But let’s assume that our social inertia is too great and cannot be overcome (which is very possibly true). Our society is the Titanic, and we are about the collide with a glacier of our own creation. What are the consequences? Well, each item on the list becomes considerably worse. What does that mean?

Let’s just assume that it means the end of our civilization. Does that mean the end of the world? Hell no. The planet is fine. Cockroaches and lichens will survive the apocalypse with little trouble. Life as a thing is not in danger. The risk of our planet being sterilized is inconceivable. What about humans? Are we an endangered species? I don’t think so. Humans as a species will most likely survive the apocalypse as well. How many rungs down the socio/technological ladder we fall is a matter of some debate.

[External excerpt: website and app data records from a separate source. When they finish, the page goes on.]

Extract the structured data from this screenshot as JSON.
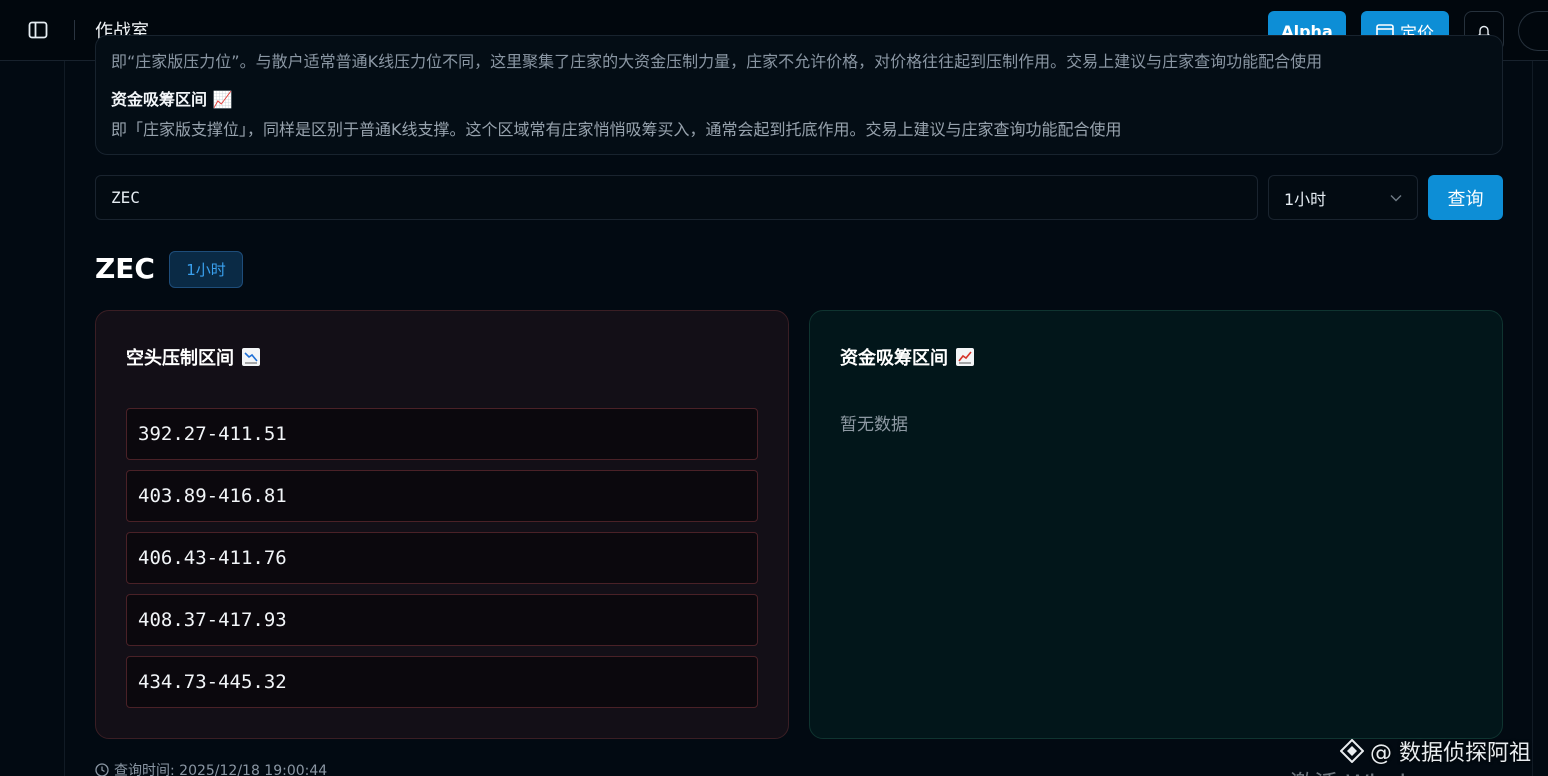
{
  "topbar": {
    "title": "作战室",
    "alpha_label": "Alpha",
    "pricing_label": "定价"
  },
  "info": {
    "clipped_line": "即“庄家版压力位”。与散户适常普通K线压力位不同，这里聚集了庄家的大资金压制力量，庄家不允许价格，对价格往往起到压制作用。交易上建议与庄家查询功能配合使用",
    "heading": "资金吸筹区间 📈",
    "description": "即「庄家版支撑位」，同样是区别于普通K线支撑。这个区域常有庄家悄悄吸筹买入，通常会起到托底作用。交易上建议与庄家查询功能配合使用"
  },
  "query": {
    "symbol_value": "ZEC",
    "interval_value": "1小时",
    "submit_label": "查询"
  },
  "result": {
    "symbol": "ZEC",
    "interval_badge": "1小时",
    "resistance": {
      "title": "空头压制区间",
      "ranges": [
        "392.27-411.51",
        "403.89-416.81",
        "406.43-411.76",
        "408.37-417.93",
        "434.73-445.32"
      ]
    },
    "support": {
      "title": "资金吸筹区间",
      "empty_text": "暂无数据"
    },
    "query_time": "查询时间: 2025/12/18 19:00:44"
  },
  "overlay": {
    "watermark": "@ 数据侦探阿祖",
    "activate_text": "激活 Windows"
  },
  "colors": {
    "accent": "#0d8ed6",
    "resistance_border": "#4a2127",
    "support_bg": "#02161a"
  }
}
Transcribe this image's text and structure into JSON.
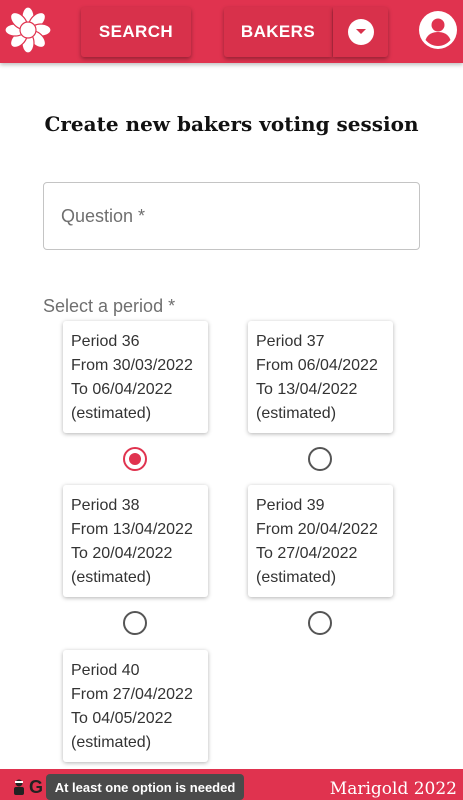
{
  "navbar": {
    "search_label": "SEARCH",
    "bakers_label": "BAKERS",
    "accent_color": "#e0334f"
  },
  "page_title": "Create new bakers voting session",
  "question_field": {
    "placeholder": "Question *",
    "value": ""
  },
  "period_label": "Select a period *",
  "periods": [
    {
      "name": "Period 36",
      "from": "From 30/03/2022",
      "to": "To 06/04/2022",
      "note": "(estimated)",
      "selected": true
    },
    {
      "name": "Period 37",
      "from": "From 06/04/2022",
      "to": "To 13/04/2022",
      "note": "(estimated)",
      "selected": false
    },
    {
      "name": "Period 38",
      "from": "From 13/04/2022",
      "to": "To 20/04/2022",
      "note": "(estimated)",
      "selected": false
    },
    {
      "name": "Period 39",
      "from": "From 20/04/2022",
      "to": "To 27/04/2022",
      "note": "(estimated)",
      "selected": false
    },
    {
      "name": "Period 40",
      "from": "From 27/04/2022",
      "to": "To 04/05/2022",
      "note": "(estimated)",
      "selected": false
    }
  ],
  "footer": {
    "letter": "G",
    "brand": "Marigold 2022"
  },
  "snackbar": {
    "message": "At least one option is needed"
  }
}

Is my family in danger? I should think almost certainly. You see, the only reason there are so many humans on this planet is the fact that we have a huge global support system which (more or less) feeds them all and keeps them alive just long enough to reproduce. When that collapses, there will be a brief (somewhere between months and a couple of years) period of complete and utter chaos. Disease will spike. Massive famine. Starvation. Cities will likely be hit the hardest. Rural communities will not be unaffected, however. They have largely forgotten how to perform subsistence farming to feed themselves through winter, relying mostly on the high-tech infrastructure which gives them iceberg lettuce in January.

So, there will be a massive die-off. Perhaps the world population of humans might level off at about a billion. I only say that because the thought of five billion humans dying in a short period of time is almost too much for me to comprehend. Hell, it might even be far worse than that. But it seems reasonable. The turn of the twentieth century saw a population of about 1.4 billion and best case scenario is a return to about a Victorian level of technology.

And so literally, five sixths of the world’s human population is likely to die if things get any worse. Since we are living in the middle of the greatest extinction event the world has ever seen I think it’s safe to say that there are many animal and plant species the will also suffer.

Indeed, the loss of the honeybee would likely drive humanity down to fewer than a million people (if not completely extinct), though I’d like to think that the bees will bounce back if humans die back a bit.

My dad tells me that I complain a lot. That I point out problems but never offer up solutions. Perhaps this is true. It’s a lot easier to spot a problem than to fix it. Anyone can tell you a radio is broken. Few could actually tell you how to fix it beyond buying a new one. But we can’t buy a new planet, can we? Can we?

But there are solutions to this problem. And most of them are not pretty, because most of them are necessary to turn the supertanker:

  • End our dependence on fossil fuels
  • End the drive toward nuclear power (beyond pure research)
  • Dramatically ramp public funding for renewable energy
  • Stop having so damned many babies
  • Stop destroying biodiversity in our food supply
  • Stop letting corporations determine public policy
  • Stop the “buy a new one” culture
  • End intolerance and bigotry
  • Embrace a socially liberal ideology

Granted, I am deliberately going for a utopian vision of the future here. I would even settle for, say, half of these things coming to pass. But what are the odds of even that happening? If we are completely honest with ourselves, what chance does our current civilization really have? In the long term? Zero. None at all.

But what about now? What about the near future? What about the next century? Is it still statistically different from zero? I really need someone out there to say yes and convince me that it’s true.

quelq’un m’a dit